*Problem statement*. Copy each entry as it stands, leaving nothing out.

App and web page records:
+ + + + +

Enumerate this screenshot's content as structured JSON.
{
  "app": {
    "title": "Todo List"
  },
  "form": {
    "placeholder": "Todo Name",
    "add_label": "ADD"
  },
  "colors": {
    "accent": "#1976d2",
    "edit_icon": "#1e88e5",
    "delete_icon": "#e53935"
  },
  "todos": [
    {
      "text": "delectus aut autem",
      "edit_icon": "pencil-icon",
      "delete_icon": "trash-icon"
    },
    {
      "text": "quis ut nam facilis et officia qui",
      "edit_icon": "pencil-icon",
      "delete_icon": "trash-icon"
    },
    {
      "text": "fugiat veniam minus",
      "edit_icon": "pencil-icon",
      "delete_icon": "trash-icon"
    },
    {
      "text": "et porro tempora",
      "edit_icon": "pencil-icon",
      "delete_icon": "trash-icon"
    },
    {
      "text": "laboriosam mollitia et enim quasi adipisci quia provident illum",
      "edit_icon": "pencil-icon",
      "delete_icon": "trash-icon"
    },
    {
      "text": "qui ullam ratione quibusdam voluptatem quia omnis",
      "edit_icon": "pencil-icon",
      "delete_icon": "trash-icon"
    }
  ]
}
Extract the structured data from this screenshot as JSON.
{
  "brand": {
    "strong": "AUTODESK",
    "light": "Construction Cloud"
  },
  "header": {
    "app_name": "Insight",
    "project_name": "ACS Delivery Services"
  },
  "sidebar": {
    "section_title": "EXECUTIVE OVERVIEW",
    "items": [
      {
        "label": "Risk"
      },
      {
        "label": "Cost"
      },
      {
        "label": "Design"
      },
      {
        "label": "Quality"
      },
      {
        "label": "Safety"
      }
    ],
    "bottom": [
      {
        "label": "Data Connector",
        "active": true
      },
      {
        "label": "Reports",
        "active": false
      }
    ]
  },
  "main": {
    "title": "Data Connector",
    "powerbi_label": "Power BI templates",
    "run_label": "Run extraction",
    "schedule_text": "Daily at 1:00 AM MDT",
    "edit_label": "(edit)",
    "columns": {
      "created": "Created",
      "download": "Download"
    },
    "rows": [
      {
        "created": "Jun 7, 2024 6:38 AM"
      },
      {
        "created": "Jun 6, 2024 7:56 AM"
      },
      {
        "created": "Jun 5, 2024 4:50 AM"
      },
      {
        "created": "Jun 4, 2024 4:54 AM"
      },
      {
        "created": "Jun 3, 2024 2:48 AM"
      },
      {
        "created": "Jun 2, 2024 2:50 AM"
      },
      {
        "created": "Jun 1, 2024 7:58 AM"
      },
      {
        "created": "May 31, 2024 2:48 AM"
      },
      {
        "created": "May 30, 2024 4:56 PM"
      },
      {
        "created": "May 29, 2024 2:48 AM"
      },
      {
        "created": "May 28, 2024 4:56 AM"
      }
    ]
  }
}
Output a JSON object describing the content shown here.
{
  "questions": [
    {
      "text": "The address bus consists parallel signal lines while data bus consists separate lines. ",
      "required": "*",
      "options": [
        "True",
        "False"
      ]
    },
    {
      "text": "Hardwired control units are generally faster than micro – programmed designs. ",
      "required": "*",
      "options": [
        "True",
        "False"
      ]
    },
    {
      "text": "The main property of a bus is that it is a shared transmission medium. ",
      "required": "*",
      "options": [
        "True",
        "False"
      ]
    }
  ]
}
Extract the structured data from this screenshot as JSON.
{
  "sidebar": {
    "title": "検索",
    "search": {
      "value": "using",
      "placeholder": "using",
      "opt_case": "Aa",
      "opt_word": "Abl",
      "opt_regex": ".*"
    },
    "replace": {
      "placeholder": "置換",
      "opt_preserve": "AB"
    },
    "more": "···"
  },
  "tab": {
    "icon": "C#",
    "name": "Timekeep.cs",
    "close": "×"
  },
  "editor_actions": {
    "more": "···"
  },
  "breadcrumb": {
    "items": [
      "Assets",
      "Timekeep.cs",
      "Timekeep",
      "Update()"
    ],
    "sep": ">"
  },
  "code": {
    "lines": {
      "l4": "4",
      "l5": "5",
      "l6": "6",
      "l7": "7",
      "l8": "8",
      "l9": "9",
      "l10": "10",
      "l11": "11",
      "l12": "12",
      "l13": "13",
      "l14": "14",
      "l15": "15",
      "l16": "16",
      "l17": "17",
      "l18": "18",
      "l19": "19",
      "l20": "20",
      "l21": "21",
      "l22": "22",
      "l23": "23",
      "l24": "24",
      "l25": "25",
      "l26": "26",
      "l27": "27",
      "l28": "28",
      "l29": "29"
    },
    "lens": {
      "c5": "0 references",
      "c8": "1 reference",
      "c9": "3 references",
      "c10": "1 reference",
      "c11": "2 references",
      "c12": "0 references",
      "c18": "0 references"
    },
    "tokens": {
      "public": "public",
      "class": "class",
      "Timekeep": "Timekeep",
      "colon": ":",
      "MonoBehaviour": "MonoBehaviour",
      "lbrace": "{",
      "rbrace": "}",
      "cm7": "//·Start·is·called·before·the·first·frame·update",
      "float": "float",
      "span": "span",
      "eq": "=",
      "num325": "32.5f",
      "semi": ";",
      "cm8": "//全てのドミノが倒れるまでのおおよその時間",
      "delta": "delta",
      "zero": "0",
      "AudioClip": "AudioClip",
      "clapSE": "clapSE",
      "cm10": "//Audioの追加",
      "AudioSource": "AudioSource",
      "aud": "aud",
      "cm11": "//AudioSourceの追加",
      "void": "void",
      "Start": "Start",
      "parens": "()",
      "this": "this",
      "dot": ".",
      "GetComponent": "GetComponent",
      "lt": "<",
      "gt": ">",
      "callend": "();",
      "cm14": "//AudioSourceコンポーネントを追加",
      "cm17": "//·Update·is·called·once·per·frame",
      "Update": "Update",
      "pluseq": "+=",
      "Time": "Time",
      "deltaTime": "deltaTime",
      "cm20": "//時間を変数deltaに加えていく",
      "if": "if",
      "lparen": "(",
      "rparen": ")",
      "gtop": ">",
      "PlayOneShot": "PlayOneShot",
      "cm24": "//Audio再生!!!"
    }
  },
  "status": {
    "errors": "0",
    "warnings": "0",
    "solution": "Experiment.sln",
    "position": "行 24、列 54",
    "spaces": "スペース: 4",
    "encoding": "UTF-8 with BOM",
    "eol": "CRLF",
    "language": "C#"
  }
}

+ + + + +

*Reply to the task*.
Enumerate this screenshot's content as structured JSON.
{
  "app": {
    "title": "Todo List"
  },
  "form": {
    "placeholder": "Todo Name",
    "add_label": "ADD"
  },
  "colors": {
    "accent": "#1976d2",
    "edit_icon": "#1e88e5",
    "delete_icon": "#e53935"
  },
  "todos": [
    {
      "text": "delectus aut autem",
      "edit_icon": "pencil-icon",
      "delete_icon": "trash-icon"
    },
    {
      "text": "quis ut nam facilis et officia qui",
      "edit_icon": "pencil-icon",
      "delete_icon": "trash-icon"
    },
    {
      "text": "fugiat veniam minus",
      "edit_icon": "pencil-icon",
      "delete_icon": "trash-icon"
    },
    {
      "text": "et porro tempora",
      "edit_icon": "pencil-icon",
      "delete_icon": "trash-icon"
    },
    {
      "text": "laboriosam mollitia et enim quasi adipisci quia provident illum",
      "edit_icon": "pencil-icon",
      "delete_icon": "trash-icon"
    },
    {
      "text": "qui ullam ratione quibusdam voluptatem quia omnis",
      "edit_icon": "pencil-icon",
      "delete_icon": "trash-icon"
    }
  ]
}
Extract the structured data from this screenshot as JSON.
{
  "brand": {
    "strong": "AUTODESK",
    "light": "Construction Cloud"
  },
  "header": {
    "app_name": "Insight",
    "project_name": "ACS Delivery Services"
  },
  "sidebar": {
    "section_title": "EXECUTIVE OVERVIEW",
    "items": [
      {
        "label": "Risk"
      },
      {
        "label": "Cost"
      },
      {
        "label": "Design"
      },
      {
        "label": "Quality"
      },
      {
        "label": "Safety"
      }
    ],
    "bottom": [
      {
        "label": "Data Connector",
        "active": true
      },
      {
        "label": "Reports",
        "active": false
      }
    ]
  },
  "main": {
    "title": "Data Connector",
    "powerbi_label": "Power BI templates",
    "run_label": "Run extraction",
    "schedule_text": "Daily at 1:00 AM MDT",
    "edit_label": "(edit)",
    "columns": {
      "created": "Created",
      "download": "Download"
    },
    "rows": [
      {
        "created": "Jun 7, 2024 6:38 AM"
      },
      {
        "created": "Jun 6, 2024 7:56 AM"
      },
      {
        "created": "Jun 5, 2024 4:50 AM"
      },
      {
        "created": "Jun 4, 2024 4:54 AM"
      },
      {
        "created": "Jun 3, 2024 2:48 AM"
      },
      {
        "created": "Jun 2, 2024 2:50 AM"
      },
      {
        "created": "Jun 1, 2024 7:58 AM"
      },
      {
        "created": "May 31, 2024 2:48 AM"
      },
      {
        "created": "May 30, 2024 4:56 PM"
      },
      {
        "created": "May 29, 2024 2:48 AM"
      },
      {
        "created": "May 28, 2024 4:56 AM"
      }
    ]
  }
}
Output a JSON object describing the content shown here.
{
  "questions": [
    {
      "text": "The address bus consists parallel signal lines while data bus consists separate lines. ",
      "required": "*",
      "options": [
        "True",
        "False"
      ]
    },
    {
      "text": "Hardwired control units are generally faster than micro – programmed designs. ",
      "required": "*",
      "options": [
        "True",
        "False"
      ]
    },
    {
      "text": "The main property of a bus is that it is a shared transmission medium. ",
      "required": "*",
      "options": [
        "True",
        "False"
      ]
    }
  ]
}
Extract the structured data from this screenshot as JSON.
{
  "sidebar": {
    "title": "検索",
    "search": {
      "value": "using",
      "placeholder": "using",
      "opt_case": "Aa",
      "opt_word": "Abl",
      "opt_regex": ".*"
    },
    "replace": {
      "placeholder": "置換",
      "opt_preserve": "AB"
    },
    "more": "···"
  },
  "tab": {
    "icon": "C#",
    "name": "Timekeep.cs",
    "close": "×"
  },
  "editor_actions": {
    "more": "···"
  },
  "breadcrumb": {
    "items": [
      "Assets",
      "Timekeep.cs",
      "Timekeep",
      "Update()"
    ],
    "sep": ">"
  },
  "code": {
    "lines": {
      "l4": "4",
      "l5": "5",
      "l6": "6",
      "l7": "7",
      "l8": "8",
      "l9": "9",
      "l10": "10",
      "l11": "11",
      "l12": "12",
      "l13": "13",
      "l14": "14",
      "l15": "15",
      "l16": "16",
      "l17": "17",
      "l18": "18",
      "l19": "19",
      "l20": "20",
      "l21": "21",
      "l22": "22",
      "l23": "23",
      "l24": "24",
      "l25": "25",
      "l26": "26",
      "l27": "27",
      "l28": "28",
      "l29": "29"
    },
    "lens": {
      "c5": "0 references",
      "c8": "1 reference",
      "c9": "3 references",
      "c10": "1 reference",
      "c11": "2 references",
      "c12": "0 references",
      "c18": "0 references"
    },
    "tokens": {
      "public": "public",
      "class": "class",
      "Timekeep": "Timekeep",
      "colon": ":",
      "MonoBehaviour": "MonoBehaviour",
      "lbrace": "{",
      "rbrace": "}",
      "cm7": "//·Start·is·called·before·the·first·frame·update",
      "float": "float",
      "span": "span",
      "eq": "=",
      "num325": "32.5f",
      "semi": ";",
      "cm8": "//全てのドミノが倒れるまでのおおよその時間",
      "delta": "delta",
      "zero": "0",
      "AudioClip": "AudioClip",
      "clapSE": "clapSE",
      "cm10": "//Audioの追加",
      "AudioSource": "AudioSource",
      "aud": "aud",
      "cm11": "//AudioSourceの追加",
      "void": "void",
      "Start": "Start",
      "parens": "()",
      "this": "this",
      "dot": ".",
      "GetComponent": "GetComponent",
      "lt": "<",
      "gt": ">",
      "callend": "();",
      "cm14": "//AudioSourceコンポーネントを追加",
      "cm17": "//·Update·is·called·once·per·frame",
      "Update": "Update",
      "pluseq": "+=",
      "Time": "Time",
      "deltaTime": "deltaTime",
      "cm20": "//時間を変数deltaに加えていく",
      "if": "if",
      "lparen": "(",
      "rparen": ")",
      "gtop": ">",
      "PlayOneShot": "PlayOneShot",
      "cm24": "//Audio再生!!!"
    }
  },
  "status": {
    "errors": "0",
    "warnings": "0",
    "solution": "Experiment.sln",
    "position": "行 24、列 54",
    "spaces": "スペース: 4",
    "encoding": "UTF-8 with BOM",
    "eol": "CRLF",
    "language": "C#"
  }
}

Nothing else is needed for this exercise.